Copy the records below exactly, omitting any pictures they contain.

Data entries
----------
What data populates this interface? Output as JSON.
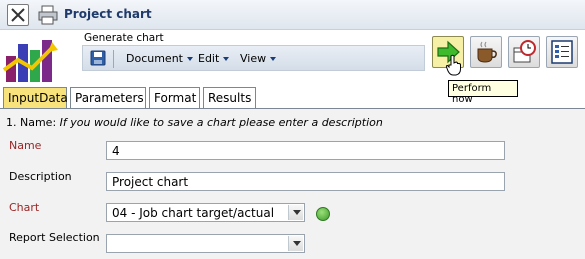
{
  "window": {
    "title": "Project chart"
  },
  "toolbar": {
    "title": "Generate chart",
    "menus": [
      "Document",
      "Edit",
      "View"
    ]
  },
  "tooltip": {
    "text": "Perform now"
  },
  "tabs": [
    {
      "label": "InputData",
      "active": true
    },
    {
      "label": "Parameters",
      "active": false
    },
    {
      "label": "Format",
      "active": false
    },
    {
      "label": "Results",
      "active": false
    }
  ],
  "form": {
    "hint_prefix": "1. Name:",
    "hint_text": "If you would like to save a chart please enter a description",
    "name": {
      "label": "Name",
      "value": "4"
    },
    "description": {
      "label": "Description",
      "value": "Project chart"
    },
    "chart": {
      "label": "Chart",
      "value": "04 - Job chart target/actual"
    },
    "report_selection": {
      "label": "Report Selection",
      "value": ""
    }
  },
  "colors": {
    "active_tab": "#f7e27b",
    "required_label": "#9a2525",
    "title_text": "#1f3a6b",
    "tooltip_bg": "#ffffe1"
  },
  "icons": [
    "close-icon",
    "print-icon",
    "app-logo",
    "save-icon",
    "perform-now-icon",
    "coffee-icon",
    "schedule-icon",
    "report-icon",
    "ok-icon",
    "hand-cursor-icon"
  ]
}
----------
The completed task:
What data populates this interface? Output as JSON.
{
  "window": {
    "title": "Project chart"
  },
  "toolbar": {
    "title": "Generate chart",
    "menus": [
      "Document",
      "Edit",
      "View"
    ]
  },
  "tooltip": {
    "text": "Perform now"
  },
  "tabs": [
    {
      "label": "InputData",
      "active": true
    },
    {
      "label": "Parameters",
      "active": false
    },
    {
      "label": "Format",
      "active": false
    },
    {
      "label": "Results",
      "active": false
    }
  ],
  "form": {
    "hint_prefix": "1. Name:",
    "hint_text": "If you would like to save a chart please enter a description",
    "name": {
      "label": "Name",
      "value": "4"
    },
    "description": {
      "label": "Description",
      "value": "Project chart"
    },
    "chart": {
      "label": "Chart",
      "value": "04 - Job chart target/actual"
    },
    "report_selection": {
      "label": "Report Selection",
      "value": ""
    }
  },
  "colors": {
    "active_tab": "#f7e27b",
    "required_label": "#9a2525",
    "title_text": "#1f3a6b",
    "tooltip_bg": "#ffffe1"
  },
  "icons": [
    "close-icon",
    "print-icon",
    "app-logo",
    "save-icon",
    "perform-now-icon",
    "coffee-icon",
    "schedule-icon",
    "report-icon",
    "ok-icon",
    "hand-cursor-icon"
  ]
}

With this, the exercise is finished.